*** Opening Provided data ***

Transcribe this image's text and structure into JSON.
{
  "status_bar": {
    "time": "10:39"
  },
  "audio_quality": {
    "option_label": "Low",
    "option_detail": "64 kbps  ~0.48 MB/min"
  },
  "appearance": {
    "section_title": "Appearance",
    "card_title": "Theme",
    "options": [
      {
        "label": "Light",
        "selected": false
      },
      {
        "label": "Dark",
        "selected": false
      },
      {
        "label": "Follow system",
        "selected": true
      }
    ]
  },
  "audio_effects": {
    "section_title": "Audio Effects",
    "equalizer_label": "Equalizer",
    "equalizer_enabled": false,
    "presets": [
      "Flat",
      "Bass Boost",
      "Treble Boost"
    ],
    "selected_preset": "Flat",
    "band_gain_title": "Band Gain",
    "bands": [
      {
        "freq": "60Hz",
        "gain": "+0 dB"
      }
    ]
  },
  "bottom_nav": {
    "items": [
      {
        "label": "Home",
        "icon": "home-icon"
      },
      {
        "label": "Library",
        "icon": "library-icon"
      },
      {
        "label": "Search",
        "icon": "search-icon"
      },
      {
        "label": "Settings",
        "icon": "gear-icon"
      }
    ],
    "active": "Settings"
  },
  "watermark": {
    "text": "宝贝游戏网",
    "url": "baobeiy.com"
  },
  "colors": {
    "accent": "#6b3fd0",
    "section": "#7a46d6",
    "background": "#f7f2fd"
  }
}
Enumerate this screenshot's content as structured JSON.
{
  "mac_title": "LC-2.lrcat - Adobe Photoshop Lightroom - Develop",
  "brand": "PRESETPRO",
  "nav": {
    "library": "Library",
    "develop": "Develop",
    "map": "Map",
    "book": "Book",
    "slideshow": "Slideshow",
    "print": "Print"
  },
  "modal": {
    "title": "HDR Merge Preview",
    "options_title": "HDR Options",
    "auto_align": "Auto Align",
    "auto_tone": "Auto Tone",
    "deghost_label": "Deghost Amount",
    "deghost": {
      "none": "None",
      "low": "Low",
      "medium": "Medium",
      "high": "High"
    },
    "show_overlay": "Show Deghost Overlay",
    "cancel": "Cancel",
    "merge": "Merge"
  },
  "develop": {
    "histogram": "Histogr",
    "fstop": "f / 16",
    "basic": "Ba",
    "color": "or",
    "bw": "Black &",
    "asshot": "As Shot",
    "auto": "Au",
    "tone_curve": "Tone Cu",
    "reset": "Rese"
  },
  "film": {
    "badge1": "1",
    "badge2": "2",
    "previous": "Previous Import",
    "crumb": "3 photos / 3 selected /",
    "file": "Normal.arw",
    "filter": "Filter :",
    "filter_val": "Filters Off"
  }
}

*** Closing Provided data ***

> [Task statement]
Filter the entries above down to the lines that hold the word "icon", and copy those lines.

> [Written answer]
        "icon": "home-icon"
        "icon": "library-icon"
        "icon": "search-icon"
        "icon": "gear-icon"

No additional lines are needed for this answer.